WORKING DATA section start

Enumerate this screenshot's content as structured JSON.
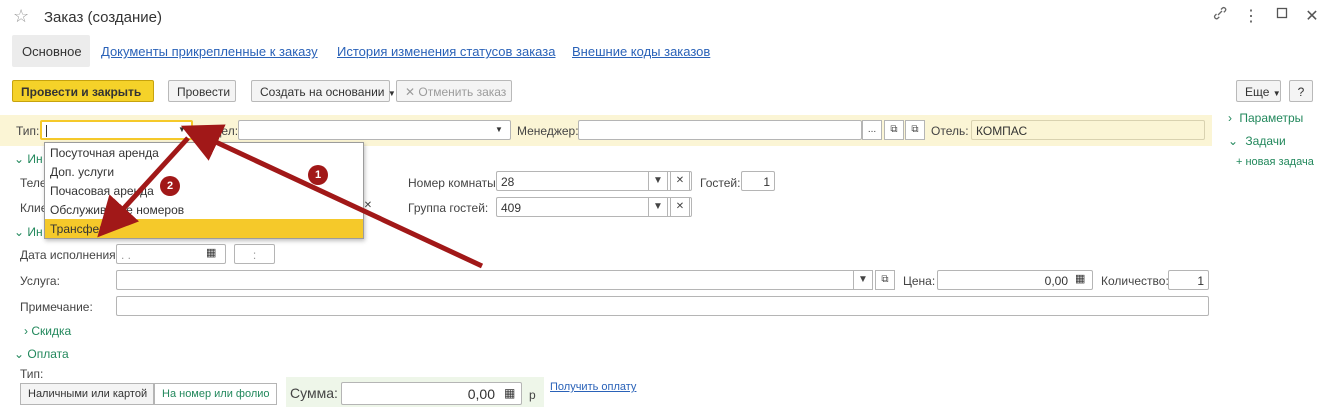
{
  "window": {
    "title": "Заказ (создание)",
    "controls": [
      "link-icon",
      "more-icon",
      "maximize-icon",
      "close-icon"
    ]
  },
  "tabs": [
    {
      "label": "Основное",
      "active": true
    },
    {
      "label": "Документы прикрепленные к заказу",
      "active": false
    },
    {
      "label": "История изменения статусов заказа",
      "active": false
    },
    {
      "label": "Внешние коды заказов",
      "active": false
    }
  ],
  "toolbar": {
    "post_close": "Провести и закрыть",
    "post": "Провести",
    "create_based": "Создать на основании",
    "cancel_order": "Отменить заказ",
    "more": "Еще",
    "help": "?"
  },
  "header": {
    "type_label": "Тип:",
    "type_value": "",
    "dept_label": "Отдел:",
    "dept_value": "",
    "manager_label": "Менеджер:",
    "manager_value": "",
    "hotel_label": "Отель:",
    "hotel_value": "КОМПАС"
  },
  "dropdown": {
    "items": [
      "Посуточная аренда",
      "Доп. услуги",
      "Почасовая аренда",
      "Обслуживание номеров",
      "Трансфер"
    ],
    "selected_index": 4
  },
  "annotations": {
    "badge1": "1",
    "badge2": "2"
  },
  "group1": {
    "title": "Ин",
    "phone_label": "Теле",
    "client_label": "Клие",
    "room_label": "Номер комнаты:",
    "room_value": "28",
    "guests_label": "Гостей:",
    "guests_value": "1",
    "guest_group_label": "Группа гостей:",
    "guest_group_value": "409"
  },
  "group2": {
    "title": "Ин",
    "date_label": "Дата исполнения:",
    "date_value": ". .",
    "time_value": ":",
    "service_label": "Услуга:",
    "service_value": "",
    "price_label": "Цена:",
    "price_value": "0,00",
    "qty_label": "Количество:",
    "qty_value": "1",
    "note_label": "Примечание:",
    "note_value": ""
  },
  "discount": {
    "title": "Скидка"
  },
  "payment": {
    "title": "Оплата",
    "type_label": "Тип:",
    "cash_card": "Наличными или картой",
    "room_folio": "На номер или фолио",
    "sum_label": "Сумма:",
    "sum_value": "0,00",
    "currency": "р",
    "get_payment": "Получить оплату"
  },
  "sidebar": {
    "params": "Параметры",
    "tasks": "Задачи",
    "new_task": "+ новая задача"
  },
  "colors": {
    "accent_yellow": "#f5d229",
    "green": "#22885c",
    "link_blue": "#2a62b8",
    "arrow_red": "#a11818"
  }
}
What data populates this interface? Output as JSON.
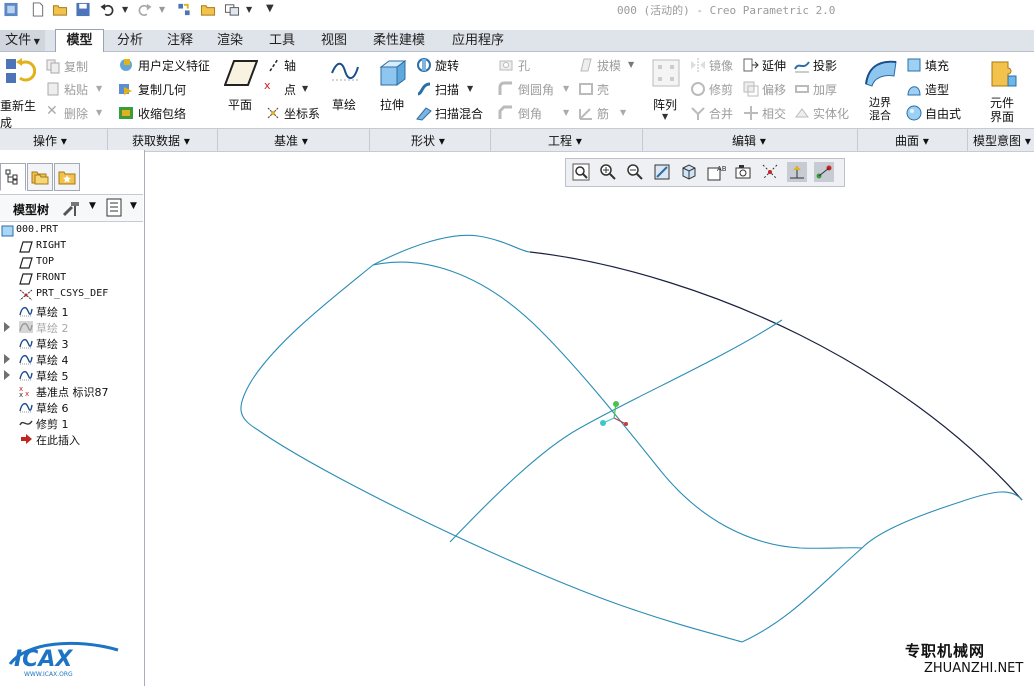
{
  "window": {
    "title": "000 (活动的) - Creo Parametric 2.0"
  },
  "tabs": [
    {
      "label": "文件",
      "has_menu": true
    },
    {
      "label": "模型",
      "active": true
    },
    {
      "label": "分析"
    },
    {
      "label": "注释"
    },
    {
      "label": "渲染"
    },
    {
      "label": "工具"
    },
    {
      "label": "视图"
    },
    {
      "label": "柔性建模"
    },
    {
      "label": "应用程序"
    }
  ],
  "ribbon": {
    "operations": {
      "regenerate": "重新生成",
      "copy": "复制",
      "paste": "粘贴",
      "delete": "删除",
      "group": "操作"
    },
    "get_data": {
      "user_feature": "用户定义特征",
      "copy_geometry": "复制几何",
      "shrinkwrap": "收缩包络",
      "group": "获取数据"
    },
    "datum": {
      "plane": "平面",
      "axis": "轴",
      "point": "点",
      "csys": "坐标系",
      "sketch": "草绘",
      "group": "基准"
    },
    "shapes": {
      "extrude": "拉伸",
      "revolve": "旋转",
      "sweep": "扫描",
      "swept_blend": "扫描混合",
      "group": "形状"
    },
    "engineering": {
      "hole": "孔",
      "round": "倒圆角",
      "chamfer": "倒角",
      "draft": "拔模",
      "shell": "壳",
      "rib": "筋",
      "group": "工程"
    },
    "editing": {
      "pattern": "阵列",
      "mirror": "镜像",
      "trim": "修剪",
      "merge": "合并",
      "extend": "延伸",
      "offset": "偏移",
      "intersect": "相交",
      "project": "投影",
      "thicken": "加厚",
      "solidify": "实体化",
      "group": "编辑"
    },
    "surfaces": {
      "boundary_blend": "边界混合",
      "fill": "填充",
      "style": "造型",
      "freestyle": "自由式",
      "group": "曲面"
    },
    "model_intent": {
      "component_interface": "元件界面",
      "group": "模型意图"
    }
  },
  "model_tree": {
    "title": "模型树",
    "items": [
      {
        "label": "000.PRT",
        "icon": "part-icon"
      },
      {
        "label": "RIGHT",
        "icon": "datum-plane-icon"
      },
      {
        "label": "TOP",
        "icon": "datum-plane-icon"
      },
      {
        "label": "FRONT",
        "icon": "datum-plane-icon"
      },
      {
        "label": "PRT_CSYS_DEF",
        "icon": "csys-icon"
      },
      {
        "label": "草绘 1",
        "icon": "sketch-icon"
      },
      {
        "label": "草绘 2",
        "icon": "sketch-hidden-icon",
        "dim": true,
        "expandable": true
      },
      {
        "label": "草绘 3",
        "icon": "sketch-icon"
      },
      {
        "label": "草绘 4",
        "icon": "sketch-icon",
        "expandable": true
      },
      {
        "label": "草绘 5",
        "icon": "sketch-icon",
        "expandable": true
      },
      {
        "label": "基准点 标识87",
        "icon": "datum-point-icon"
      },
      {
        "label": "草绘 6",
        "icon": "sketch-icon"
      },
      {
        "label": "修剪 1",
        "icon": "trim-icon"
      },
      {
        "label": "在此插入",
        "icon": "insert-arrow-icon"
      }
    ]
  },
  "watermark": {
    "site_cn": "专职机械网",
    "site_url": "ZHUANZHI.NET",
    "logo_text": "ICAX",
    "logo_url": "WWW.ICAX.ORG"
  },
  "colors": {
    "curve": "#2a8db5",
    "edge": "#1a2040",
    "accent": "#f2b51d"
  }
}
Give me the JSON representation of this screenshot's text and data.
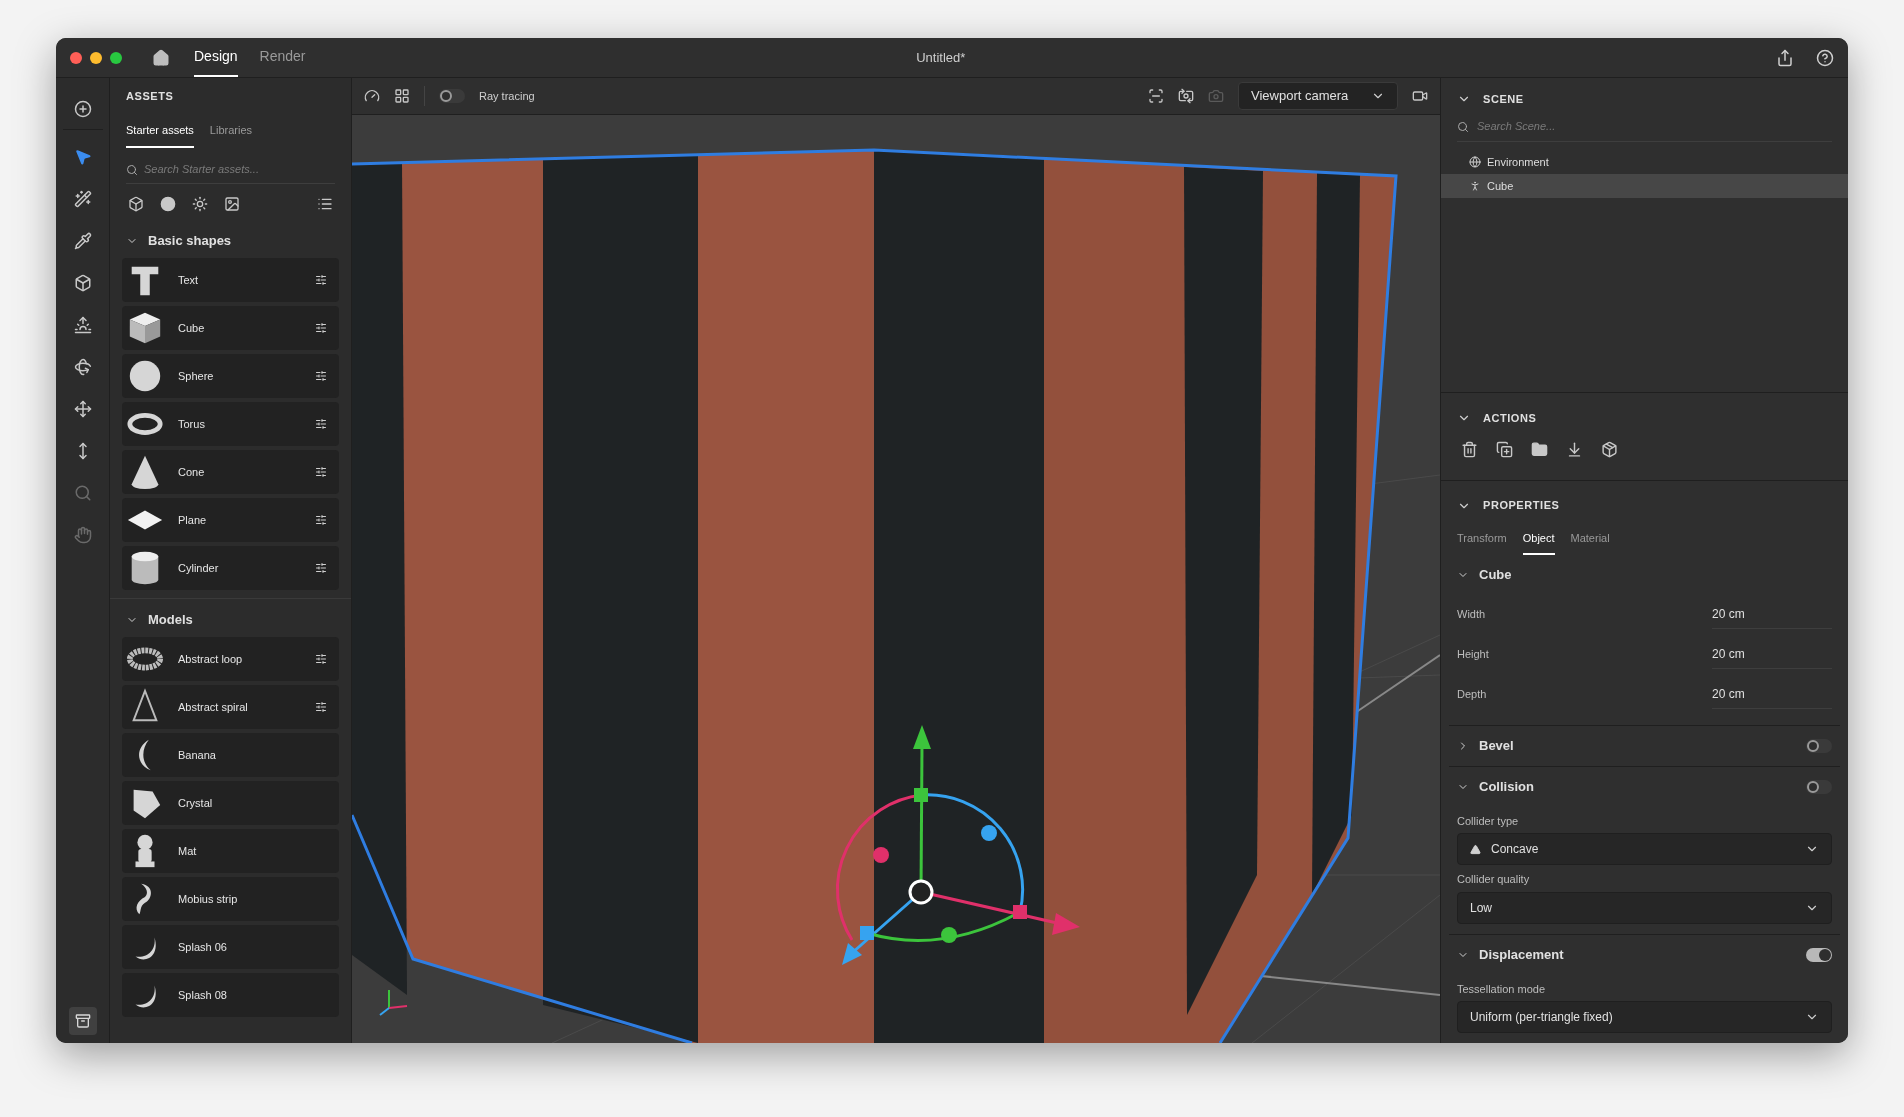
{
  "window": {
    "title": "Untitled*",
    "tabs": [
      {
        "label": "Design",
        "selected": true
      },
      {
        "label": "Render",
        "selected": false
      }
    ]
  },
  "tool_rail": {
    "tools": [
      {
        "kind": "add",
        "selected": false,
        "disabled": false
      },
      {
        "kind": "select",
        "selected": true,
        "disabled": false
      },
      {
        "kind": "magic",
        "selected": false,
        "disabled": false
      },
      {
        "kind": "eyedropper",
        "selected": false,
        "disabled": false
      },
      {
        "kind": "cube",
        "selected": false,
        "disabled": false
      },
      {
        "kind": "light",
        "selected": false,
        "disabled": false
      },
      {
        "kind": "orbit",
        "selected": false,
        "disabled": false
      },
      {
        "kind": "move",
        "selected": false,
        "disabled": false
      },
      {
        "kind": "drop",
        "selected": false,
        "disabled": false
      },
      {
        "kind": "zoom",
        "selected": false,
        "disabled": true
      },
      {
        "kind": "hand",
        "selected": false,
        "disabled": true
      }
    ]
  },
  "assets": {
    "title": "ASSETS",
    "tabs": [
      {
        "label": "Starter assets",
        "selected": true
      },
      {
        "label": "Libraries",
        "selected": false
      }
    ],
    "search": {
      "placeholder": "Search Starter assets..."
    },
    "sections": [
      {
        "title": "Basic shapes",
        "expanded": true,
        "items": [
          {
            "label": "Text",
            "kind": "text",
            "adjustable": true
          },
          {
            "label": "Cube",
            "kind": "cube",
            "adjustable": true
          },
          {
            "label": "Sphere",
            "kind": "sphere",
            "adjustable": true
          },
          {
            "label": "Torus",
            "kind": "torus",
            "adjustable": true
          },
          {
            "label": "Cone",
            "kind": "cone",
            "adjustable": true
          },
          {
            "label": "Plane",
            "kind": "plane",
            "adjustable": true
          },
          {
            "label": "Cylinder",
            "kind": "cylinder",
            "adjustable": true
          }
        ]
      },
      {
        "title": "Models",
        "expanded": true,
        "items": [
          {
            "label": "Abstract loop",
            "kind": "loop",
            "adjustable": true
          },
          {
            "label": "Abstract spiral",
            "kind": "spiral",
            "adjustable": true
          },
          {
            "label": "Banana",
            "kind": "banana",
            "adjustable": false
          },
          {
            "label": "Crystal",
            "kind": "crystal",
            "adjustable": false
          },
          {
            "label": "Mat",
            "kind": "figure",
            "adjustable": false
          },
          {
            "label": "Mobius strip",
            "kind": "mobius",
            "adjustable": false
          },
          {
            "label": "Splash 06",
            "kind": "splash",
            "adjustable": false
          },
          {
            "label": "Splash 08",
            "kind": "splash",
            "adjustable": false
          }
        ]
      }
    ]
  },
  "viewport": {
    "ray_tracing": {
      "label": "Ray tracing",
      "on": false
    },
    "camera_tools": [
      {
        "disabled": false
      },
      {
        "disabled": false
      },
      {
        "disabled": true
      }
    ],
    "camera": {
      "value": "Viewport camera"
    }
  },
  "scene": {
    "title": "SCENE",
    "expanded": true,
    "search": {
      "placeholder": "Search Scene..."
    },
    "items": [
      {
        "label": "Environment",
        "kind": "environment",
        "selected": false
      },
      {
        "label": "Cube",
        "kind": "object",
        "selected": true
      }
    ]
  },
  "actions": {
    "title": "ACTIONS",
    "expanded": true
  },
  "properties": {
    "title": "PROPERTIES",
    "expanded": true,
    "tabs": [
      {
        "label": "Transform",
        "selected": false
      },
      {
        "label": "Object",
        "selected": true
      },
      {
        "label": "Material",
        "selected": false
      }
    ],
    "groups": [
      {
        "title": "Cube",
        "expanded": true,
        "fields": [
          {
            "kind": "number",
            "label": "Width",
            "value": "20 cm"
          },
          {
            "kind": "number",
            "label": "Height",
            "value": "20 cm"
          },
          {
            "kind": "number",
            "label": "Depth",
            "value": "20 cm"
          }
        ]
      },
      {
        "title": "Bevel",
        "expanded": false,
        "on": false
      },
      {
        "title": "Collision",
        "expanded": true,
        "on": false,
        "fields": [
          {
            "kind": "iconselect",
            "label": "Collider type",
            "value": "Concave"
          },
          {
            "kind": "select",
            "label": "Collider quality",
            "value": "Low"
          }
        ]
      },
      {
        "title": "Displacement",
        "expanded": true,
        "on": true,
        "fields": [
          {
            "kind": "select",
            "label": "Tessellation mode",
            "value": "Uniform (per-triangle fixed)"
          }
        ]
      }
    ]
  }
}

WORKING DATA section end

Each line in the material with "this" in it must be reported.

Enumerate this screenshot's content as structured JSON.
What data populates this interface? Output as JSON.
Give me the JSON representation of this screenshot's text and data.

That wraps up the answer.